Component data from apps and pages
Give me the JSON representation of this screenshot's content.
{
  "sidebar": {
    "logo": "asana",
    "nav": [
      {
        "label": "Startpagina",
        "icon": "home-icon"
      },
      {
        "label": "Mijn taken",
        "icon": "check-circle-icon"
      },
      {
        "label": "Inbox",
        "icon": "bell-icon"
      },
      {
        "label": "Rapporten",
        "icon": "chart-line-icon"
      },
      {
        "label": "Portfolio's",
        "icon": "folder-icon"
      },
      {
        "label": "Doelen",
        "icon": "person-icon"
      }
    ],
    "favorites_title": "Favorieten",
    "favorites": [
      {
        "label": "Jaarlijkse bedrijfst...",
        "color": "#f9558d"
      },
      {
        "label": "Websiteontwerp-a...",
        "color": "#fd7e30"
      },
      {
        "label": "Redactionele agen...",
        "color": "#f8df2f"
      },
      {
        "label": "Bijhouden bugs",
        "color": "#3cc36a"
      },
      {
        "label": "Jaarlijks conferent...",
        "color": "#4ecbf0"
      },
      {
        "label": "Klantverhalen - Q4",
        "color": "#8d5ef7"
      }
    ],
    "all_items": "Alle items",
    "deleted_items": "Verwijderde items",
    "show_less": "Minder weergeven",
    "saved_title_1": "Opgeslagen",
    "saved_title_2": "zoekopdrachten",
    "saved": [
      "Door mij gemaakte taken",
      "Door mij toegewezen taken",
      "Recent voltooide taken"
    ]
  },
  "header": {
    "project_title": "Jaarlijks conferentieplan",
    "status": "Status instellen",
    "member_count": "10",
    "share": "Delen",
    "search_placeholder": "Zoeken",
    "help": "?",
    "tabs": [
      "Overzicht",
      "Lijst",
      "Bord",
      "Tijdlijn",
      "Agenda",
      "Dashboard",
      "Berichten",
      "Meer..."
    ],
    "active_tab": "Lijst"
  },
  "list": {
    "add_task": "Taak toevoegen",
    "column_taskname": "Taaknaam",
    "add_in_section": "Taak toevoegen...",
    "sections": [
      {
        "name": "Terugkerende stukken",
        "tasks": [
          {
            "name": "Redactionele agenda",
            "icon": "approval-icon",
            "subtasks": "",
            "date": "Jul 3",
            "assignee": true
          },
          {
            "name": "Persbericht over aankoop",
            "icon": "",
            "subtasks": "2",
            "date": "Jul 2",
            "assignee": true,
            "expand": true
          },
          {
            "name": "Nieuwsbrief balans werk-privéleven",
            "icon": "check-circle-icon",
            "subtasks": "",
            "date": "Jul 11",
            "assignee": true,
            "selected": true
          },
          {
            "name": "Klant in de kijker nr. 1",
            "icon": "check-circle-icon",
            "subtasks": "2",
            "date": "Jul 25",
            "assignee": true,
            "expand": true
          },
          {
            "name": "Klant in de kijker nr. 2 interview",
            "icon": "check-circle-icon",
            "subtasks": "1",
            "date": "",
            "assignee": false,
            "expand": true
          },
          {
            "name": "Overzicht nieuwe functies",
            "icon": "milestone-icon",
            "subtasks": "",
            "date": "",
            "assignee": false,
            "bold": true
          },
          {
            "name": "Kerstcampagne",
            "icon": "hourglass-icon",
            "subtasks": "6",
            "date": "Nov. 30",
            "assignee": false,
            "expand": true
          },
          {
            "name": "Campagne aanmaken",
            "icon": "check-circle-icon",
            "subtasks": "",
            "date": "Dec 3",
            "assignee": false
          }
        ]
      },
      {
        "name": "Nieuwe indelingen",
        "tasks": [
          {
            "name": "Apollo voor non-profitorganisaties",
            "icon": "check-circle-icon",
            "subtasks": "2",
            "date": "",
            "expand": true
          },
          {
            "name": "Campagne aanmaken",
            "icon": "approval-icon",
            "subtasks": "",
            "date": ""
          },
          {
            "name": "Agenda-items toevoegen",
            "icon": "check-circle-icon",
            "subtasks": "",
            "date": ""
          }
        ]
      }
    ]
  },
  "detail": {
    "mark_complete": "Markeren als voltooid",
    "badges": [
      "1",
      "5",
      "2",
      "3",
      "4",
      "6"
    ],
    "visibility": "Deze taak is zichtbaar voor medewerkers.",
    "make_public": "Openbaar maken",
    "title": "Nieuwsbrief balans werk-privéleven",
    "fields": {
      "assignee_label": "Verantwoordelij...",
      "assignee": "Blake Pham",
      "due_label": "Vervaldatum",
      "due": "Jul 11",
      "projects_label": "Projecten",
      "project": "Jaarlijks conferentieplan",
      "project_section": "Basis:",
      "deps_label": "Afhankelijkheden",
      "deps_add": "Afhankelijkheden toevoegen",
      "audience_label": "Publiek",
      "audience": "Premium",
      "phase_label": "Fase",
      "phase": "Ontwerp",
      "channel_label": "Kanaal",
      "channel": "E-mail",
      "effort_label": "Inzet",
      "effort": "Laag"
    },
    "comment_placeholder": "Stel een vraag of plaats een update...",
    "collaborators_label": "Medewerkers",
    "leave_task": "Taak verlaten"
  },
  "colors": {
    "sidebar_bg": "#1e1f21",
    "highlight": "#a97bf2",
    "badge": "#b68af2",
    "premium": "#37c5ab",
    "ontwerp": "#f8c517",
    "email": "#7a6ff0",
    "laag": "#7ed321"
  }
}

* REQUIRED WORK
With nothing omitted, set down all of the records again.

* ANSWER AREA
Give me the JSON representation of this screenshot's content.
{
  "sidebar": {
    "logo": "asana",
    "nav": [
      {
        "label": "Startpagina",
        "icon": "home-icon"
      },
      {
        "label": "Mijn taken",
        "icon": "check-circle-icon"
      },
      {
        "label": "Inbox",
        "icon": "bell-icon"
      },
      {
        "label": "Rapporten",
        "icon": "chart-line-icon"
      },
      {
        "label": "Portfolio's",
        "icon": "folder-icon"
      },
      {
        "label": "Doelen",
        "icon": "person-icon"
      }
    ],
    "favorites_title": "Favorieten",
    "favorites": [
      {
        "label": "Jaarlijkse bedrijfst...",
        "color": "#f9558d"
      },
      {
        "label": "Websiteontwerp-a...",
        "color": "#fd7e30"
      },
      {
        "label": "Redactionele agen...",
        "color": "#f8df2f"
      },
      {
        "label": "Bijhouden bugs",
        "color": "#3cc36a"
      },
      {
        "label": "Jaarlijks conferent...",
        "color": "#4ecbf0"
      },
      {
        "label": "Klantverhalen - Q4",
        "color": "#8d5ef7"
      }
    ],
    "all_items": "Alle items",
    "deleted_items": "Verwijderde items",
    "show_less": "Minder weergeven",
    "saved_title_1": "Opgeslagen",
    "saved_title_2": "zoekopdrachten",
    "saved": [
      "Door mij gemaakte taken",
      "Door mij toegewezen taken",
      "Recent voltooide taken"
    ]
  },
  "header": {
    "project_title": "Jaarlijks conferentieplan",
    "status": "Status instellen",
    "member_count": "10",
    "share": "Delen",
    "search_placeholder": "Zoeken",
    "help": "?",
    "tabs": [
      "Overzicht",
      "Lijst",
      "Bord",
      "Tijdlijn",
      "Agenda",
      "Dashboard",
      "Berichten",
      "Meer..."
    ],
    "active_tab": "Lijst"
  },
  "list": {
    "add_task": "Taak toevoegen",
    "column_taskname": "Taaknaam",
    "add_in_section": "Taak toevoegen...",
    "sections": [
      {
        "name": "Terugkerende stukken",
        "tasks": [
          {
            "name": "Redactionele agenda",
            "icon": "approval-icon",
            "subtasks": "",
            "date": "Jul 3",
            "assignee": true
          },
          {
            "name": "Persbericht over aankoop",
            "icon": "",
            "subtasks": "2",
            "date": "Jul 2",
            "assignee": true,
            "expand": true
          },
          {
            "name": "Nieuwsbrief balans werk-privéleven",
            "icon": "check-circle-icon",
            "subtasks": "",
            "date": "Jul 11",
            "assignee": true,
            "selected": true
          },
          {
            "name": "Klant in de kijker nr. 1",
            "icon": "check-circle-icon",
            "subtasks": "2",
            "date": "Jul 25",
            "assignee": true,
            "expand": true
          },
          {
            "name": "Klant in de kijker nr. 2 interview",
            "icon": "check-circle-icon",
            "subtasks": "1",
            "date": "",
            "assignee": false,
            "expand": true
          },
          {
            "name": "Overzicht nieuwe functies",
            "icon": "milestone-icon",
            "subtasks": "",
            "date": "",
            "assignee": false,
            "bold": true
          },
          {
            "name": "Kerstcampagne",
            "icon": "hourglass-icon",
            "subtasks": "6",
            "date": "Nov. 30",
            "assignee": false,
            "expand": true
          },
          {
            "name": "Campagne aanmaken",
            "icon": "check-circle-icon",
            "subtasks": "",
            "date": "Dec 3",
            "assignee": false
          }
        ]
      },
      {
        "name": "Nieuwe indelingen",
        "tasks": [
          {
            "name": "Apollo voor non-profitorganisaties",
            "icon": "check-circle-icon",
            "subtasks": "2",
            "date": "",
            "expand": true
          },
          {
            "name": "Campagne aanmaken",
            "icon": "approval-icon",
            "subtasks": "",
            "date": ""
          },
          {
            "name": "Agenda-items toevoegen",
            "icon": "check-circle-icon",
            "subtasks": "",
            "date": ""
          }
        ]
      }
    ]
  },
  "detail": {
    "mark_complete": "Markeren als voltooid",
    "badges": [
      "1",
      "5",
      "2",
      "3",
      "4",
      "6"
    ],
    "visibility": "Deze taak is zichtbaar voor medewerkers.",
    "make_public": "Openbaar maken",
    "title": "Nieuwsbrief balans werk-privéleven",
    "fields": {
      "assignee_label": "Verantwoordelij...",
      "assignee": "Blake Pham",
      "due_label": "Vervaldatum",
      "due": "Jul 11",
      "projects_label": "Projecten",
      "project": "Jaarlijks conferentieplan",
      "project_section": "Basis:",
      "deps_label": "Afhankelijkheden",
      "deps_add": "Afhankelijkheden toevoegen",
      "audience_label": "Publiek",
      "audience": "Premium",
      "phase_label": "Fase",
      "phase": "Ontwerp",
      "channel_label": "Kanaal",
      "channel": "E-mail",
      "effort_label": "Inzet",
      "effort": "Laag"
    },
    "comment_placeholder": "Stel een vraag of plaats een update...",
    "collaborators_label": "Medewerkers",
    "leave_task": "Taak verlaten"
  },
  "colors": {
    "sidebar_bg": "#1e1f21",
    "highlight": "#a97bf2",
    "badge": "#b68af2",
    "premium": "#37c5ab",
    "ontwerp": "#f8c517",
    "email": "#7a6ff0",
    "laag": "#7ed321"
  }
}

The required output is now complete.